Graciela Gonzalez was like that too, a woman who spent most of her life rearing children by herself and accommodating countless friends and many extended family members in Ybor City, the heart of Tampa’s Cuban and broader Hispanic community.
Gonzalez, a cheerful and tireless woman who never let obstacles defeat her, died Jan. 8 in her sleep. She was 88.
“The whole time I was in the House and the Senate, I referred to myself as a workhorse, not a show horse,” said former Sen. Janet Cruz, her daughter, who is now a Tampa City Council candidate. “That’s just what I was taught to do. You put your head down and you get the work done. To be a woman of your word and to follow through. And that work is hard but there’s a reward if you do it well. All of those virtues I learned from her.”

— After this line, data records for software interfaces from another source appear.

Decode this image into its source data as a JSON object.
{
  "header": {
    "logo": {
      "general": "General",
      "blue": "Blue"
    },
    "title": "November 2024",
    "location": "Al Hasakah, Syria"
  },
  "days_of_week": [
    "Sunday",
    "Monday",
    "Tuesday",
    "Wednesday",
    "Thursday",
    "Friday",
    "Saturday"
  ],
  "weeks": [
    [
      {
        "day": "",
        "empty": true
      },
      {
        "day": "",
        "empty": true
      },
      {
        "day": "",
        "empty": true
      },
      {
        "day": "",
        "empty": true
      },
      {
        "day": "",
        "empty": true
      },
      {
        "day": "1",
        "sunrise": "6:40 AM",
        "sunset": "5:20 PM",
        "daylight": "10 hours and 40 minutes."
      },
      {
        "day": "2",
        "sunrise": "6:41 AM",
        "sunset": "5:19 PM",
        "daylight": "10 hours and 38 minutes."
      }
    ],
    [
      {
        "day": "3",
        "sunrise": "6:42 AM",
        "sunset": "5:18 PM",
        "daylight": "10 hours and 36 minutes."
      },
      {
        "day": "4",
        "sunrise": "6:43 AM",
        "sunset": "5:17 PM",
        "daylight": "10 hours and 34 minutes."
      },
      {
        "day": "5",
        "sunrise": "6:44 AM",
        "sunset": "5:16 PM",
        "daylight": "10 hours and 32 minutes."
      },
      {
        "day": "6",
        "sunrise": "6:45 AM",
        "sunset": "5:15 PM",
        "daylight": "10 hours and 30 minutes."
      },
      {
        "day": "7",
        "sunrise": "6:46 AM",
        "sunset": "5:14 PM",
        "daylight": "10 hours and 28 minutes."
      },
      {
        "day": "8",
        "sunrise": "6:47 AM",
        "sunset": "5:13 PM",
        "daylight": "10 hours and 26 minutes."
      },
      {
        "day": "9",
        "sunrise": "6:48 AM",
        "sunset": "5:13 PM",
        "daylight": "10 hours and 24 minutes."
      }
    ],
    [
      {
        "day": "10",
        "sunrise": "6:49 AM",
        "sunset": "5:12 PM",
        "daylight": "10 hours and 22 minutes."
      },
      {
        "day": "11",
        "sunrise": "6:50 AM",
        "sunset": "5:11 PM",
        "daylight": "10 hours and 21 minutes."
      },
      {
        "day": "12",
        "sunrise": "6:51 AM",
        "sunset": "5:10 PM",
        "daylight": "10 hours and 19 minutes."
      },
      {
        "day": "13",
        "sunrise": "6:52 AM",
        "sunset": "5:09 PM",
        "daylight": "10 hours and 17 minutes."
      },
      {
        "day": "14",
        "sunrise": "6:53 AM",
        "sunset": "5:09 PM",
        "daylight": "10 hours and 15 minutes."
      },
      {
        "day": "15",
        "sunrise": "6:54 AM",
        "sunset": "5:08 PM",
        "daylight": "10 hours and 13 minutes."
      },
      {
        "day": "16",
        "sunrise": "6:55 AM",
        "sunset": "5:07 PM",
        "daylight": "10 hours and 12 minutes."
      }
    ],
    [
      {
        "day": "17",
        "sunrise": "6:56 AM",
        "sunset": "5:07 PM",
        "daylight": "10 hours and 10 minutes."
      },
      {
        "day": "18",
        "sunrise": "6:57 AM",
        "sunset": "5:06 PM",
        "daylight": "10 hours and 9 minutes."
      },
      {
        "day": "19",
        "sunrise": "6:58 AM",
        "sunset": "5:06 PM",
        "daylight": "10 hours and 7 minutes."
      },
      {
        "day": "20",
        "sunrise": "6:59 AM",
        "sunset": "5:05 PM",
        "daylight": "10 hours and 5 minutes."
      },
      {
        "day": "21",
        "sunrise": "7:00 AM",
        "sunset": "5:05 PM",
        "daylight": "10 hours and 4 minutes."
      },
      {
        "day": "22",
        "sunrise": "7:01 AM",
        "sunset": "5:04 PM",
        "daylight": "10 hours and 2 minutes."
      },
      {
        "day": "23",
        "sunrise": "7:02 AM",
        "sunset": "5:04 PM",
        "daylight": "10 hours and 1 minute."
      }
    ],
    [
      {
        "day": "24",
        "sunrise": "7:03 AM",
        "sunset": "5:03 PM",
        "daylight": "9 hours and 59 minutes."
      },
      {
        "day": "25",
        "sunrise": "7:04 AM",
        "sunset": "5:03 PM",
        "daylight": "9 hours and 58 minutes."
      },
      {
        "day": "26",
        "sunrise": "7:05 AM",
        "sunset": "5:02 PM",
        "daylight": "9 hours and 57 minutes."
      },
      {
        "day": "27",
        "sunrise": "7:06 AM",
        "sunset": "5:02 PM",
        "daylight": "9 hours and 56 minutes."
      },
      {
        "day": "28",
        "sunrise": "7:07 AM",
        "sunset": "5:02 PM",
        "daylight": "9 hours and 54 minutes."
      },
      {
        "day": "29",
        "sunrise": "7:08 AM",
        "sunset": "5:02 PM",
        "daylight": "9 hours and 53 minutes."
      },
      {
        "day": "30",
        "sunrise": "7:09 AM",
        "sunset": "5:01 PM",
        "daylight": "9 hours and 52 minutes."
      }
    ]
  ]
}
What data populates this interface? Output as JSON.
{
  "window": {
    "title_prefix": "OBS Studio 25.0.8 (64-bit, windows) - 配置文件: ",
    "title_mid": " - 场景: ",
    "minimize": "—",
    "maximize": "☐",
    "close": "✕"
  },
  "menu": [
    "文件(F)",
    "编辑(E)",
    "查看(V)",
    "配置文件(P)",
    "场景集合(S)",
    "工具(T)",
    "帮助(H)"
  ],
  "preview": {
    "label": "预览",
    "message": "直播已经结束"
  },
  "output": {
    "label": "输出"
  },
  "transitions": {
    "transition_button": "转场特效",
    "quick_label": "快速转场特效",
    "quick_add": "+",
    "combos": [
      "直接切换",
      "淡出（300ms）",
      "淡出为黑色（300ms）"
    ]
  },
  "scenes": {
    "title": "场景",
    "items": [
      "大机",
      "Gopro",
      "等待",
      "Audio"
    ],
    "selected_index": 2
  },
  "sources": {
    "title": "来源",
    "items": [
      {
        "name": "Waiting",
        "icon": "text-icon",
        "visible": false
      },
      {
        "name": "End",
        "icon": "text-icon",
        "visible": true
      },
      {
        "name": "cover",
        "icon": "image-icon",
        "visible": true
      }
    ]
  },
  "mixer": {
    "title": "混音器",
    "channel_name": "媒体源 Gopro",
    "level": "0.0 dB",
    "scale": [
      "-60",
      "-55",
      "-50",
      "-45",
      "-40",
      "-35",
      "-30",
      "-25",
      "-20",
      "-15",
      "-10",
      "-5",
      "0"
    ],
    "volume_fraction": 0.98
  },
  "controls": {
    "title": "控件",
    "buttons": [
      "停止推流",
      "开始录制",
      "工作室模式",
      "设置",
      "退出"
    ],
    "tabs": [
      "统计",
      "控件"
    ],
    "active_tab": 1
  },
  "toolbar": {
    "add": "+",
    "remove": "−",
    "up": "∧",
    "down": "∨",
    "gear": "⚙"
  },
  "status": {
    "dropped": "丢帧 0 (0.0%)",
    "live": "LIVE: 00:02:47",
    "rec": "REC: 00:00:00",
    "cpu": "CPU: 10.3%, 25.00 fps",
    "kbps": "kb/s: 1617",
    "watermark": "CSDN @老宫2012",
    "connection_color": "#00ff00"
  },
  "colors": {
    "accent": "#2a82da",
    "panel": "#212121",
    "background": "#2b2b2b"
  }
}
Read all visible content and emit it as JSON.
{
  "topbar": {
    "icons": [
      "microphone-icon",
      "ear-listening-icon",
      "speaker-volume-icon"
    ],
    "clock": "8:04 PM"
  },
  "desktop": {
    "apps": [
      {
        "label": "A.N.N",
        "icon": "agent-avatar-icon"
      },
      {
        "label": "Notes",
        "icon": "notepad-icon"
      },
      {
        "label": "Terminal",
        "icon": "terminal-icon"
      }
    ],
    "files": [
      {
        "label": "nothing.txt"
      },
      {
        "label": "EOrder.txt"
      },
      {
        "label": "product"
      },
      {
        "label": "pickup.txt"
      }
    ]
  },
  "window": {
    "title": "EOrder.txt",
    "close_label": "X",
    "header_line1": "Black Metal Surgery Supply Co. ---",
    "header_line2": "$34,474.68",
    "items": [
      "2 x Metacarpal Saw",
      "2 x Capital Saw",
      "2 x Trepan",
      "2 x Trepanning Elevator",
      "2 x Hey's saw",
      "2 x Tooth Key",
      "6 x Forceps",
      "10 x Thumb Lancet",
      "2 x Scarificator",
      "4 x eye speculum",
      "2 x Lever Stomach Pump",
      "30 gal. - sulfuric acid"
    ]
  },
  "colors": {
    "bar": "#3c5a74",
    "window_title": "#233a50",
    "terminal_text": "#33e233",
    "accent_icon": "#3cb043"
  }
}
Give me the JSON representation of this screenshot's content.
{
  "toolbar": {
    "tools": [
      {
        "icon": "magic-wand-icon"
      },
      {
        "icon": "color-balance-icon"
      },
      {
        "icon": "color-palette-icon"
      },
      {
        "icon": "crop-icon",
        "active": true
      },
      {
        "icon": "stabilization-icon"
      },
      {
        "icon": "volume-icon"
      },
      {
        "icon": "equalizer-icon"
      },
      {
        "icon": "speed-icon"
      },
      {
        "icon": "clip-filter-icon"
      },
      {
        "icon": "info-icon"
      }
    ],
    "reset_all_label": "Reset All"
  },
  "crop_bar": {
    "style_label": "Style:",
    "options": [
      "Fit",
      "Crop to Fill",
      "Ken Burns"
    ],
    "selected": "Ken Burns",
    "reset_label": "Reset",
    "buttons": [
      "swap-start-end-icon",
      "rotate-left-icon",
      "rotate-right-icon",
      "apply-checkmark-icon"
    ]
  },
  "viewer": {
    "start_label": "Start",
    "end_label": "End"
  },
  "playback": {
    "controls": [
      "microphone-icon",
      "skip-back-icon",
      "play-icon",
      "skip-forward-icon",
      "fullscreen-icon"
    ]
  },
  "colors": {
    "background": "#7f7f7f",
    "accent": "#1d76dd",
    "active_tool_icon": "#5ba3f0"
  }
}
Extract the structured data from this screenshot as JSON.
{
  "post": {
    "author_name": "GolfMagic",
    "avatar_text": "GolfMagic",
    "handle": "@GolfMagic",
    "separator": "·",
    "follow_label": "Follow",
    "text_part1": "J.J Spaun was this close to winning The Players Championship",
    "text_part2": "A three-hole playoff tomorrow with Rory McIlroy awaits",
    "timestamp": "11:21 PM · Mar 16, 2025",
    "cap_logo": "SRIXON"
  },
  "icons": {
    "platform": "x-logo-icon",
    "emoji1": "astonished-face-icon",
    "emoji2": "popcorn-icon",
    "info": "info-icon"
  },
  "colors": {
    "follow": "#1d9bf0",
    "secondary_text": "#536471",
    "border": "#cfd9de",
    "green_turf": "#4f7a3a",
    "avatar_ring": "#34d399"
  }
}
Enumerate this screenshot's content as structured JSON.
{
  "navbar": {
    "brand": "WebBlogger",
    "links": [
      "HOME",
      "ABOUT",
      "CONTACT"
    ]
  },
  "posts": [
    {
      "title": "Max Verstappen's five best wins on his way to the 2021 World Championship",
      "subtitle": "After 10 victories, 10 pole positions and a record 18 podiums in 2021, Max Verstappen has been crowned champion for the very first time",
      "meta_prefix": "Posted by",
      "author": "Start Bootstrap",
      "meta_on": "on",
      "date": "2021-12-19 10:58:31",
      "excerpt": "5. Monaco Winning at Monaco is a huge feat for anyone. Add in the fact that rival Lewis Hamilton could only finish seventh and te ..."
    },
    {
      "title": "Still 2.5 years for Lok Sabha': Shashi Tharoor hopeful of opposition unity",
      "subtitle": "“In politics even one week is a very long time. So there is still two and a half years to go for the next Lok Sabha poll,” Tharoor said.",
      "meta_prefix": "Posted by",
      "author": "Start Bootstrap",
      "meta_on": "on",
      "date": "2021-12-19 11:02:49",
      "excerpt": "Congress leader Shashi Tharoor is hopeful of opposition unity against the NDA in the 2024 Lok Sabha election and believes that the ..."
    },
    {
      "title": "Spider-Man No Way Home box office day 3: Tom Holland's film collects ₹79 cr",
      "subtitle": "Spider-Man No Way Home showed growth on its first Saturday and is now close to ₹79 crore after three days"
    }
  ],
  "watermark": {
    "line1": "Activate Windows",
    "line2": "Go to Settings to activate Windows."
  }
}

Gonzalez was born Sept. 11, 1934, in Ybor City, where her father had emigrated from Spain at age 14 to work in the cigar factories and send money home. (Gonzalez’s grandparents had done the same,) She attended Our Lady of Perpetual Help Catholic School, married and had three children. The couple divorced when Cruz was a toddler, and the single mother stretched her earnings at a drywall plant to feed her family.
“She would come in from work and put a pot of water on,” Cruz said, “whether it was for rice or something else. She could get home and cook a meal in 30 or 40 minutes, and she was insistent that the four of us sat together. And she was a marvelous cook.”
Gonzalez worked at National Gypsum in Port Tampa, often overtime. She never chose work over family or vice versa. She chose both. For example, Cruz was 16 when she learned she was pregnant.
Cruz married her 18-year-old boyfriend, who moved into the household. Both young parents continued to college; none of it would have been possible without Gonzalez’s help.
“She was the rock and the foundation,” Cruz said. She remembers calling her mother at 2 a.m. Her daughter, Ana, was running a fever.
“She said, ‘You want me to come over?’ I said, ‘Yeah.’ And she would come over and sit with me and make sure Ana’s fever went down, and then get up and go to work at 6 o’clock and work at 10-hour day. She was just so giving and so kind.”
Gonzalez stayed at National Gypsum for 30 years, when automation phased out some factory jobs. For a while, she started her own tax service and also worked for Jackson-Hewitt or provided services as a translator.
“She never said, ‘Don’t complain,’ she just didn’t complain,” Cruz said. “So, I didn’t grow up in a family that complained. We just did what we were supposed to do.”
Gonzalez was predeceased by her son, Glenn Gonzalez. In addition to Cruz, she is survived by daughter Doreen Moore and her husband Johnny and a large extended family.